In an interview televised Friday on ESPN, Spikes calmly asserted that NFL players are not going to be pushed around by owners who on Thursday approved a new collective bargaining agreement and then essentially told the players to take it.
Problem is, that CBA contained details – particularly regarding supplemental revenue sharing – that hadn't been discussed during negotiations and meetings with players earlier in the week.
"Straight power play, no doubt it," said Spikes, the 49ers' player representative who was among many on the players' side that were quick to recognize something wasn't quite right about the deal owners had hoped the league's players would vote upon Thursday night. That vote never happened.
"But at the same time," Spikes continued, "I understand that in this game, there's stuff you can't take personal, it's part of the procedure. At the same time, that's why we're going to sit back, do what needs to be done, and we're not going to be rushed into anybody's timeline."
Several reports began emerging Friday afternoon that NFL Players Association lawyers and officials still have several concerns regarding language contained in the CBA, in addition to matters that players believe are still unresolved, and a vote by the players is not necessarily imminent.
Spikes indicated it will remain that way until players are further debriefed and have a clear understanding of the new details contained in the CBA language. When players discussed the CBA presented to them by owners during a Thursday night conference call, the details regarding supplemental revenue sharing brought progress toward a potential players vote to a screeching halt.
"It raised a lot of red flags," Spikes said. "And it was like, we can't be forced into a deal. Period. So we're going to take our due diligence, take time to read through the finer points.

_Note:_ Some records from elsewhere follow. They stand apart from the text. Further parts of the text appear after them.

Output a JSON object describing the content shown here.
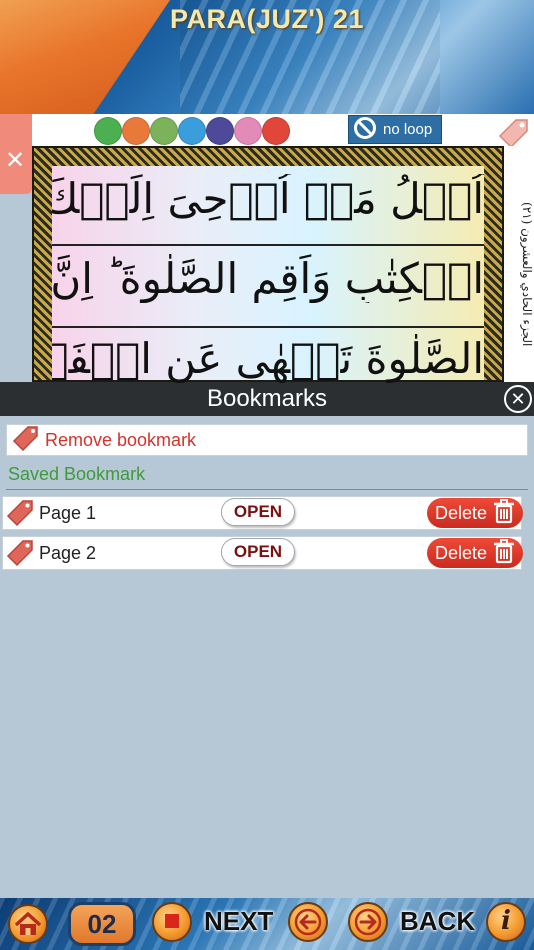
{
  "header": {
    "title": "PARA(JUZ') 21"
  },
  "controls": {
    "swatches": [
      "#4caf50",
      "#e8793a",
      "#7cb25a",
      "#3a9ddc",
      "#4d4a9a",
      "#e38ab8",
      "#e0473a"
    ],
    "loop_label": "no loop"
  },
  "quran": {
    "line1": "اُتۡلُ مَاۤ اُوۡحِیَ اِلَیۡكَ مِنَ",
    "line2": "الۡكِتٰبِ وَاَقِمِ الصَّلٰوةَ ؕ اِنَّ",
    "line3": "الصَّلٰوةَ تَنۡهٰی عَنِ الۡفَحۡشَآءِ",
    "side_note": "الجزء الحادي والعشرون (٢١)"
  },
  "bookmarks_bar": {
    "title": "Bookmarks"
  },
  "panel": {
    "remove_label": "Remove bookmark",
    "saved_label": "Saved Bookmark",
    "items": [
      {
        "label": "Page 1",
        "open_label": "OPEN",
        "delete_label": "Delete"
      },
      {
        "label": "Page 2",
        "open_label": "OPEN",
        "delete_label": "Delete"
      }
    ]
  },
  "bottom_bar": {
    "page_number": "02",
    "next_label": "NEXT",
    "back_label": "BACK"
  }
}
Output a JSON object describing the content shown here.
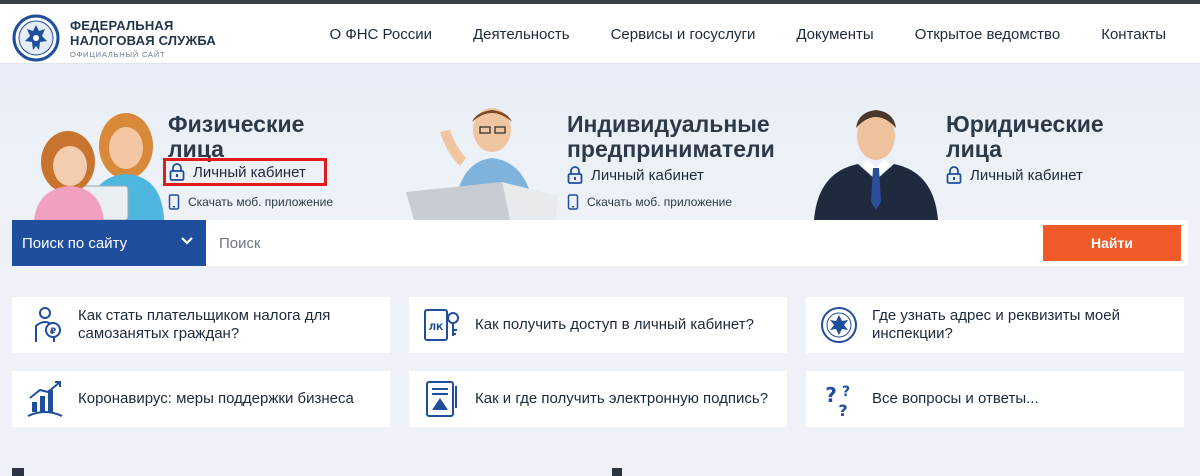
{
  "header": {
    "logo_line1": "ФЕДЕРАЛЬНАЯ",
    "logo_line2": "НАЛОГОВАЯ СЛУЖБА",
    "logo_line3": "ОФИЦИАЛЬНЫЙ САЙТ",
    "nav": [
      "О ФНС России",
      "Деятельность",
      "Сервисы и госуслуги",
      "Документы",
      "Открытое ведомство",
      "Контакты"
    ]
  },
  "categories": [
    {
      "title_line1": "Физические",
      "title_line2": "лица",
      "cabinet_label": "Личный кабинет",
      "app_label": "Скачать моб. приложение"
    },
    {
      "title_line1": "Индивидуальные",
      "title_line2": "предприниматели",
      "cabinet_label": "Личный кабинет",
      "app_label": "Скачать моб. приложение"
    },
    {
      "title_line1": "Юридические",
      "title_line2": "лица",
      "cabinet_label": "Личный кабинет"
    }
  ],
  "search": {
    "scope_label": "Поиск по сайту",
    "placeholder": "Поиск",
    "button_label": "Найти"
  },
  "faq": [
    {
      "text": "Как стать плательщиком налога для самозанятых граждан?",
      "icon": "self-employed-icon"
    },
    {
      "text": "Как получить доступ в личный кабинет?",
      "icon": "cabinet-key-icon"
    },
    {
      "text": "Где узнать адрес и реквизиты моей инспекции?",
      "icon": "emblem-icon"
    },
    {
      "text": "Коронавирус: меры поддержки бизнеса",
      "icon": "growth-chart-icon"
    },
    {
      "text": "Как и где получить электронную подпись?",
      "icon": "e-signature-icon"
    },
    {
      "text": "Все вопросы и ответы...",
      "icon": "questions-icon"
    }
  ],
  "colors": {
    "brand_blue": "#1f4e9c",
    "accent_orange": "#ef5a28",
    "highlight_red": "#e01b1b",
    "page_bg": "#eef2f8"
  }
}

"The biggest concerns were when we got on that conference call, we didn't have all the information at that time, we really just had some of the summary points. We really didn't have all the fine details that explained everything. And that (supplemental revenue sharing) was a big problem, we were told that in the paperwork throughout the conference call, and we were like, we never agreed to anything like that, and at the same time that was the first we heard something of that matter."
Spikes continued, "For this to come back across the table… I mean, what do you expect us to do? Just be a fool and just sign something that wasn't even discussed amongst us? So we're going to do our due diligence and take it from there."
Spikes, who is coming off the best of his three seasons with the 49ers in 2010, when he had 125 tackles and three interceptions while starting all 16 games, will be an unrestricted free agent once a new CBA is ratified and the lockout ends. Spikes has said he wants to return to the 49ers and the team has indicated it also is interested in the same result.
But first, Spikes made it clear that players are willing to wait a little longer – or as long as it takes – before agreeing to a new deal with owners that will end the stalemate that has brought the NFL to a standstill the past four months.
"I expect a vote to happen when a fair deal is reached. Period," Spikes said. "That's one of the things I want to make sure that I get out there on TV. We want to have football too, but as players, we're not tied to anybody's deadline, talking about the NFL.
"When we go through the necessary procedure, read everything through its entirety, educate the guys on what the deal is, then we'll be prepared to make a vote. We're not under any pressure. We're not going to rush to anybody's timeline until a deal is fair that comes across the table, and it's expressed and explained through the entire body of players – then that's when a deal will be reached."
Whenever that might be. Meanwhile, the scheduled start of 49ers training camp, which originally was July 28, is now certain to be pushed back, probably into August, by the latest CBA snag.